→ **Provided records**:

_____

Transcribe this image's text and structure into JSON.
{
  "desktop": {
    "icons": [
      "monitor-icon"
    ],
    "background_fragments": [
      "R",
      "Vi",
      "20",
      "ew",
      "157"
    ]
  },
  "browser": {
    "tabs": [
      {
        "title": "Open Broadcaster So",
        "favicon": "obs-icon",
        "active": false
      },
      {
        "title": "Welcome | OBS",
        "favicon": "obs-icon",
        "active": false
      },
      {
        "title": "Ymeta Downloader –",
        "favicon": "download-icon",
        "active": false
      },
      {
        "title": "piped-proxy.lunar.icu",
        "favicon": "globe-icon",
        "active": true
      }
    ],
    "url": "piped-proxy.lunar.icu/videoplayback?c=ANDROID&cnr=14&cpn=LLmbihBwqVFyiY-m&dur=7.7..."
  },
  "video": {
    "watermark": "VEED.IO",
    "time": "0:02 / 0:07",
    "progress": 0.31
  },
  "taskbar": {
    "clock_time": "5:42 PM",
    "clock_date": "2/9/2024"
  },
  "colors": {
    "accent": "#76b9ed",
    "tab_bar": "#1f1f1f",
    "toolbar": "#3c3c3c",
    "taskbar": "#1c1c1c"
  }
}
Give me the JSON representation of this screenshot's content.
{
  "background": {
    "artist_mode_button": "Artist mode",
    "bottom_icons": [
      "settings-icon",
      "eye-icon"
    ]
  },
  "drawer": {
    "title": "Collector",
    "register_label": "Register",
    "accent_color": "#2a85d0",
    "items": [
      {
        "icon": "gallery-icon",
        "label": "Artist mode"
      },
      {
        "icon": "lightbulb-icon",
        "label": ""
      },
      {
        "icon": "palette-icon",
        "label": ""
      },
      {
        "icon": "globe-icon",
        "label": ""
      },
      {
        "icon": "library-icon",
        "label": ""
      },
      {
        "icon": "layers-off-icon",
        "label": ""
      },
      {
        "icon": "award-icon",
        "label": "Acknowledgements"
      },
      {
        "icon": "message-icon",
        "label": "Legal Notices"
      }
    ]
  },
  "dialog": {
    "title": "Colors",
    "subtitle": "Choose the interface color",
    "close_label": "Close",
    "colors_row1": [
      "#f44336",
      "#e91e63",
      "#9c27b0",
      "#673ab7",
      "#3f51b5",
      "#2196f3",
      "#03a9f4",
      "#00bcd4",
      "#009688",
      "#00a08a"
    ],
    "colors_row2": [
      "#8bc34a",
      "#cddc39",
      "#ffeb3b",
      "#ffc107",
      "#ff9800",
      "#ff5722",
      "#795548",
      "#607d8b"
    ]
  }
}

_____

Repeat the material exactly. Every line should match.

→ **Your response**:
Transcribe this image's text and structure into JSON.
{
  "desktop": {
    "icons": [
      "monitor-icon"
    ],
    "background_fragments": [
      "R",
      "Vi",
      "20",
      "ew",
      "157"
    ]
  },
  "browser": {
    "tabs": [
      {
        "title": "Open Broadcaster So",
        "favicon": "obs-icon",
        "active": false
      },
      {
        "title": "Welcome | OBS",
        "favicon": "obs-icon",
        "active": false
      },
      {
        "title": "Ymeta Downloader –",
        "favicon": "download-icon",
        "active": false
      },
      {
        "title": "piped-proxy.lunar.icu",
        "favicon": "globe-icon",
        "active": true
      }
    ],
    "url": "piped-proxy.lunar.icu/videoplayback?c=ANDROID&cnr=14&cpn=LLmbihBwqVFyiY-m&dur=7.7..."
  },
  "video": {
    "watermark": "VEED.IO",
    "time": "0:02 / 0:07",
    "progress": 0.31
  },
  "taskbar": {
    "clock_time": "5:42 PM",
    "clock_date": "2/9/2024"
  },
  "colors": {
    "accent": "#76b9ed",
    "tab_bar": "#1f1f1f",
    "toolbar": "#3c3c3c",
    "taskbar": "#1c1c1c"
  }
}
Give me the JSON representation of this screenshot's content.
{
  "background": {
    "artist_mode_button": "Artist mode",
    "bottom_icons": [
      "settings-icon",
      "eye-icon"
    ]
  },
  "drawer": {
    "title": "Collector",
    "register_label": "Register",
    "accent_color": "#2a85d0",
    "items": [
      {
        "icon": "gallery-icon",
        "label": "Artist mode"
      },
      {
        "icon": "lightbulb-icon",
        "label": ""
      },
      {
        "icon": "palette-icon",
        "label": ""
      },
      {
        "icon": "globe-icon",
        "label": ""
      },
      {
        "icon": "library-icon",
        "label": ""
      },
      {
        "icon": "layers-off-icon",
        "label": ""
      },
      {
        "icon": "award-icon",
        "label": "Acknowledgements"
      },
      {
        "icon": "message-icon",
        "label": "Legal Notices"
      }
    ]
  },
  "dialog": {
    "title": "Colors",
    "subtitle": "Choose the interface color",
    "close_label": "Close",
    "colors_row1": [
      "#f44336",
      "#e91e63",
      "#9c27b0",
      "#673ab7",
      "#3f51b5",
      "#2196f3",
      "#03a9f4",
      "#00bcd4",
      "#009688",
      "#00a08a"
    ],
    "colors_row2": [
      "#8bc34a",
      "#cddc39",
      "#ffeb3b",
      "#ffc107",
      "#ff9800",
      "#ff5722",
      "#795548",
      "#607d8b"
    ]
  }
}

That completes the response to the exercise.